The Indian state of Punjab is undergoing a severe water crisis. Once an agricultural leader in India, it’s now turning into a desert. Farmers and other rural dwellers are going bankrupt over the need to pay for water delivered from other regions. In this drastic situation, the number of suicides has skyrocketed, but the authorities deny that people are killing themselves over the water shortage.
Water has become a luxury for the people in the Indian state of Punjab.
Thousands of villages here rely on water deliveries from elsewhere. People have to pay exorbitant prices for water that their state once had in abundance. Farmers can no longer afford to grow food, their crops are dying and they are left with enormous debts. The devastation has led many to take their own lives. Meanwhile the authorities turn a blind eye to the mass suicides.
The reasons behind the crisis are a combination of an unintended consequence of the green revolution in India and global climate change. The agricultural infrastructure built by the government is not effective. Traditional methods of gathering and preserving rainwater offer rural dwellers some relief, but cease to be sufficient during a drought.

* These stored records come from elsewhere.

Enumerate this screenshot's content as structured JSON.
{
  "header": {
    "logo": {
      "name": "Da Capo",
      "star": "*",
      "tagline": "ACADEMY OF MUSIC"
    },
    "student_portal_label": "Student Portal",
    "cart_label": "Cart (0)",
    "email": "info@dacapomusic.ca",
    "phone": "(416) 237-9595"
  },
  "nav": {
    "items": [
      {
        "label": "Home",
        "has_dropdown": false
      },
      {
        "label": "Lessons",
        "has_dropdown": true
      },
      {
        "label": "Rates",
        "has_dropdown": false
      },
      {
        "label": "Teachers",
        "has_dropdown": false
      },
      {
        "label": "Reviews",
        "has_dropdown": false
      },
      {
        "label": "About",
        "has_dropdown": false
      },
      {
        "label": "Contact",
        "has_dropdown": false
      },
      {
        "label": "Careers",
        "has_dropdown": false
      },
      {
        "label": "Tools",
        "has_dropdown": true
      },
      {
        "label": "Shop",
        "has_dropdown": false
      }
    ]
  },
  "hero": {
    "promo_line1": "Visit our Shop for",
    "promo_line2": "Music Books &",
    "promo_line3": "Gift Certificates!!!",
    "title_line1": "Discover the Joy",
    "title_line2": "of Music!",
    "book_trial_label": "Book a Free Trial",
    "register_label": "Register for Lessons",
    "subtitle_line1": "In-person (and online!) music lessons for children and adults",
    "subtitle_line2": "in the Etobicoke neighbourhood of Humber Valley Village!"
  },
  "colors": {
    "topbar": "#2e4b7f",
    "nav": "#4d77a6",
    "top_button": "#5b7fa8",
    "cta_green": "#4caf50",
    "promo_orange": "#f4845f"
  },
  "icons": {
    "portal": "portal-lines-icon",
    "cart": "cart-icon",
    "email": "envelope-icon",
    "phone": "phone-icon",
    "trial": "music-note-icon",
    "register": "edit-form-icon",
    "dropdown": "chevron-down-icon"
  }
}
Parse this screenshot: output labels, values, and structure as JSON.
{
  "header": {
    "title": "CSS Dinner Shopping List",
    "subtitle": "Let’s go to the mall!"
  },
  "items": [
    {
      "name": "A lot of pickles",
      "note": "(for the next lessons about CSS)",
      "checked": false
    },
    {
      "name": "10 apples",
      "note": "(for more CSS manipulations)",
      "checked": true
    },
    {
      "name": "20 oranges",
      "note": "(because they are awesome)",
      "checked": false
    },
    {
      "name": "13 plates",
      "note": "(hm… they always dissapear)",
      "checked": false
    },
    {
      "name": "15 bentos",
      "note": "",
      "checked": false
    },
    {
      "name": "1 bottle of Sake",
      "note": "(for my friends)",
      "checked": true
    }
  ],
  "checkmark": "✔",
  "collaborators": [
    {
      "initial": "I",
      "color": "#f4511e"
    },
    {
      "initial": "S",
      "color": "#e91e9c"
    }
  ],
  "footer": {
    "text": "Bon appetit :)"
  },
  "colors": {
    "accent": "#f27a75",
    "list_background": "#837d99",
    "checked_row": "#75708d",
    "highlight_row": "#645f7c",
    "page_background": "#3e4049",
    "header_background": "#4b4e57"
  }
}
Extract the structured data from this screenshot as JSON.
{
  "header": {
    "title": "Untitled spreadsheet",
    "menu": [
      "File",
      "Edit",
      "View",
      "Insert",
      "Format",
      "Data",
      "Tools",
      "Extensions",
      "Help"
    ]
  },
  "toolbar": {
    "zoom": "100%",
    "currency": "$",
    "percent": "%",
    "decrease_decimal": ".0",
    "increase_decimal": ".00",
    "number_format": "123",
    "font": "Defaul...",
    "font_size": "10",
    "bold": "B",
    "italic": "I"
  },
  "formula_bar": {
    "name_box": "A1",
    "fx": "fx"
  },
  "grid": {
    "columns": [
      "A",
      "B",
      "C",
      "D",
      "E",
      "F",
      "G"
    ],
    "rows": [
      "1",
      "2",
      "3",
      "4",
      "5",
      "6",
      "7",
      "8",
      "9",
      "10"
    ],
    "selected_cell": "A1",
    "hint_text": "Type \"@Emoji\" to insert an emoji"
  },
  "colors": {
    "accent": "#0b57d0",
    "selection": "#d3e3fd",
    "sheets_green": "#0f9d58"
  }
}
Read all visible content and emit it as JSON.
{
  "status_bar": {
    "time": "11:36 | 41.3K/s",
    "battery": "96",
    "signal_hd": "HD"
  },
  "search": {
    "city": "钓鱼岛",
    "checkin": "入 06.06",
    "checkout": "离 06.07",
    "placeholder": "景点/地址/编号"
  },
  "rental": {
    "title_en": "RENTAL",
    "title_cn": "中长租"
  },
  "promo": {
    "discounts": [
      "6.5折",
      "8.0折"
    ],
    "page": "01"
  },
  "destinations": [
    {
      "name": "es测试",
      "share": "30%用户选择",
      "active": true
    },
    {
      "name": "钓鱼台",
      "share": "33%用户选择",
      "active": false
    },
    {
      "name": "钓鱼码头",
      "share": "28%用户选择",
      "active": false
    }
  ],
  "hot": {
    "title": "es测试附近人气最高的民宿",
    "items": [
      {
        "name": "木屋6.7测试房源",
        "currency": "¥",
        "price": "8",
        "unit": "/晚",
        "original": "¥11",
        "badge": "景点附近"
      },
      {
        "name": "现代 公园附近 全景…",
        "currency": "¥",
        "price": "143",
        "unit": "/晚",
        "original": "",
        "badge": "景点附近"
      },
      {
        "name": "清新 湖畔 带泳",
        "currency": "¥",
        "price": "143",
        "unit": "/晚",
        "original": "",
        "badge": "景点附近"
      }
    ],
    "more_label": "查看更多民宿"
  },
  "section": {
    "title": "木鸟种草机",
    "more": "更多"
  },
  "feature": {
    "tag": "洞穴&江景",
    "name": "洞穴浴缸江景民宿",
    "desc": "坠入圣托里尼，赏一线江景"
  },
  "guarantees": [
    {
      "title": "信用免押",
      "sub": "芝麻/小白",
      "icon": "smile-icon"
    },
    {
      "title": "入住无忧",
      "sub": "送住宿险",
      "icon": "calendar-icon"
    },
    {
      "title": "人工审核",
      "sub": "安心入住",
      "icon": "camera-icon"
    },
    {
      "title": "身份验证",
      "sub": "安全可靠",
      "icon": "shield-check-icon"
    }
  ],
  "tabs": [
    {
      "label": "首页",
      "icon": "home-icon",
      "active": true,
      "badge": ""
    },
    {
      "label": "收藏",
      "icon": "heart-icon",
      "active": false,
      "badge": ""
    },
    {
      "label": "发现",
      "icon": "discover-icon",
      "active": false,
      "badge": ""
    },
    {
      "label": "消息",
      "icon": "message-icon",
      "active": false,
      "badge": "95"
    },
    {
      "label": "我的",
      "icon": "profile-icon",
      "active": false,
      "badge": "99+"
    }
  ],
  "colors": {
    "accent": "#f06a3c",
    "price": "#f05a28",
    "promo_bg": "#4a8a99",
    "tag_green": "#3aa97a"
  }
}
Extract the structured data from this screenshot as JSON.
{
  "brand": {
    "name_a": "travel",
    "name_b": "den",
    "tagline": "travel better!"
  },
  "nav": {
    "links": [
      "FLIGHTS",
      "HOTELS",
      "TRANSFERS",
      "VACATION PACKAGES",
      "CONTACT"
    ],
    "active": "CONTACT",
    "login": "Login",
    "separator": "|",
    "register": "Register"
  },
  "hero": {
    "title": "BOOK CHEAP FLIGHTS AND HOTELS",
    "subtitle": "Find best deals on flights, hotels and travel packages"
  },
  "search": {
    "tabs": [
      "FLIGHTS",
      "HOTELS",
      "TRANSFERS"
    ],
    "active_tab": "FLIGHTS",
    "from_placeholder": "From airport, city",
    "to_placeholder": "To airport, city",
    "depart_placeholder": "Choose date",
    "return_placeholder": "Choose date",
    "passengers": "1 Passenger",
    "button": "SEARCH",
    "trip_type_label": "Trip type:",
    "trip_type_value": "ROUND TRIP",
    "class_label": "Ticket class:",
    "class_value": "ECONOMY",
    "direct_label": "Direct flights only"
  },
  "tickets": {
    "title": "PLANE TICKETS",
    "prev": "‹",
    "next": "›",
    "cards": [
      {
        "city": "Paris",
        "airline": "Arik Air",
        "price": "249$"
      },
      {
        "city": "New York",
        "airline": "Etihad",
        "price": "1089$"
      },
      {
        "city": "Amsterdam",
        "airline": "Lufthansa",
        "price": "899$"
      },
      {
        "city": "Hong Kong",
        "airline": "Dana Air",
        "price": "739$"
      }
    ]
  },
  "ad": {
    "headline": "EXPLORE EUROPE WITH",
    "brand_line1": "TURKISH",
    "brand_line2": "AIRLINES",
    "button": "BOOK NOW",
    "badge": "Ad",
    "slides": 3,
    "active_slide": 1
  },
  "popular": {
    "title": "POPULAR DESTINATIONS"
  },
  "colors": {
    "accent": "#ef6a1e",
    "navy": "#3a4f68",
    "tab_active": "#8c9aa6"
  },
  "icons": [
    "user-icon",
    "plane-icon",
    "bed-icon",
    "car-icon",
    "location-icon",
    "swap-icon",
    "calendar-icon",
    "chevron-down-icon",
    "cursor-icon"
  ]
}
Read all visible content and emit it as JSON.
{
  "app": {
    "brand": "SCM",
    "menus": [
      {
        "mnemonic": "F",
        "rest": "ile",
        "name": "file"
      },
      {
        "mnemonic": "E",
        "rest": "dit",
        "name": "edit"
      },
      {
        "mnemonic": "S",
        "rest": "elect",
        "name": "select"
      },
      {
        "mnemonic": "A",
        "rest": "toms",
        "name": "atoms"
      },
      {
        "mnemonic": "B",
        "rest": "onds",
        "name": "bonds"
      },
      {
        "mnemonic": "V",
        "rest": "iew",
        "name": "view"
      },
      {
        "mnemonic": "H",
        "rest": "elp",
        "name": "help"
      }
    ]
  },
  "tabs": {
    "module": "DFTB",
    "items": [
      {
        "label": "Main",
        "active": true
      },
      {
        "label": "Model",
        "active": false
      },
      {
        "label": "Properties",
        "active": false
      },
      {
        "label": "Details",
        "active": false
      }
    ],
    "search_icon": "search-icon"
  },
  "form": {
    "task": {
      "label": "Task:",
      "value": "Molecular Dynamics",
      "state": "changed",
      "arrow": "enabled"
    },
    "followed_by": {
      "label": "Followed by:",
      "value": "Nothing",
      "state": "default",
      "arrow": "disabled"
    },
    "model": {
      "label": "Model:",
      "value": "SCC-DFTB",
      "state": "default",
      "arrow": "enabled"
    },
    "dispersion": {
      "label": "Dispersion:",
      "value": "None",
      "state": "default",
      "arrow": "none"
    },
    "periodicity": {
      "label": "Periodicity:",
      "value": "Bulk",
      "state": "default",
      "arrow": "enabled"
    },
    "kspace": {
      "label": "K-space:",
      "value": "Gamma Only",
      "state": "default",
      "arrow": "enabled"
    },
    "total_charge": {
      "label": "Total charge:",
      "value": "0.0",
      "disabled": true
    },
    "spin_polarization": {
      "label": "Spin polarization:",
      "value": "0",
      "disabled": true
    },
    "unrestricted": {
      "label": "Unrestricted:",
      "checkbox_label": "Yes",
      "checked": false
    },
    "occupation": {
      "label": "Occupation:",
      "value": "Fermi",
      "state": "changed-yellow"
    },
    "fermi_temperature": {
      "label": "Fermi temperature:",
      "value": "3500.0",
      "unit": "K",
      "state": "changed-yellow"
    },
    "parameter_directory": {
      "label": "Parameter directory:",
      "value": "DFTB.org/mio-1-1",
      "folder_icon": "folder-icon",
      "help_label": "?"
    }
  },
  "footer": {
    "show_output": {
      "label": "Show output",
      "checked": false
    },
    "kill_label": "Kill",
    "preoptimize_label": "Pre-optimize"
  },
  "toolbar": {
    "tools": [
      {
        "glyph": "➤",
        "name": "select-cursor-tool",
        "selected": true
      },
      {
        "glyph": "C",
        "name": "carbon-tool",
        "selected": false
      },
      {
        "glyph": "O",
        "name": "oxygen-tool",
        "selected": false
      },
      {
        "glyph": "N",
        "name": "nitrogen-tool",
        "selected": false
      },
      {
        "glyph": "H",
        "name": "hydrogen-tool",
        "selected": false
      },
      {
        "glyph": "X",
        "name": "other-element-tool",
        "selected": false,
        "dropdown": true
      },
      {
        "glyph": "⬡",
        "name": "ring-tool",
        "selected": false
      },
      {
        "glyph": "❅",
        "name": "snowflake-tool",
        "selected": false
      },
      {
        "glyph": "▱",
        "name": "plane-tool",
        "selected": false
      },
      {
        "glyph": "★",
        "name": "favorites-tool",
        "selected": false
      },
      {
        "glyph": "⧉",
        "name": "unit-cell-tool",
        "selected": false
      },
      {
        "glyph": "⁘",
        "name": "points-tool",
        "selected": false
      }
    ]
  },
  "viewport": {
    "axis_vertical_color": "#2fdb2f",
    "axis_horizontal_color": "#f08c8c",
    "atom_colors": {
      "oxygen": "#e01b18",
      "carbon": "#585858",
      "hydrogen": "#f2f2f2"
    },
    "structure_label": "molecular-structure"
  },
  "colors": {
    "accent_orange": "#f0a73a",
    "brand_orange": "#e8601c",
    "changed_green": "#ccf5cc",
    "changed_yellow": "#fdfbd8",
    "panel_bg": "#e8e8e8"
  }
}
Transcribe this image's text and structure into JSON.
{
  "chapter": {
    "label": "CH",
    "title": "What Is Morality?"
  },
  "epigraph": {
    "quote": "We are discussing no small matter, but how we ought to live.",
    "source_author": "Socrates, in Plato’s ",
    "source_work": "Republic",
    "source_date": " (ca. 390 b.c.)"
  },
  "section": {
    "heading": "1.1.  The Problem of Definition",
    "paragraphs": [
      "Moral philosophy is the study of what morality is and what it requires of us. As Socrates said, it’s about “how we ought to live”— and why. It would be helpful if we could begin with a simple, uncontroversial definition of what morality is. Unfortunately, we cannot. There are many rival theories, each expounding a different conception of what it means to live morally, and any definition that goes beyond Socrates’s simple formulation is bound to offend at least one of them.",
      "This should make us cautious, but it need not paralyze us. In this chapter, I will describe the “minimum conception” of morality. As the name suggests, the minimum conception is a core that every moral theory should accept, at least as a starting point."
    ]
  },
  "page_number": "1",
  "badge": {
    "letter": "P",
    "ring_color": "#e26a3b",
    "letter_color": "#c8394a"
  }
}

The drastic water shortage dictates people’s lives here, with many spending significant amounts of their time on obtaining water: whether it be queueing for a tanker, waiting their turn at a half-dried well or digging reservoirs by hand in the hope of collecting some rainwater. To ensure their families’ survival, they come up with desperate arrangements – such as polygamous marriages; and have to prioritise what to spend their precious water on. RT Doc crew visits the sun-scorched Punjab to see with their own eyes how the task of obtaining water for their households became a matter of life or death for the people living there.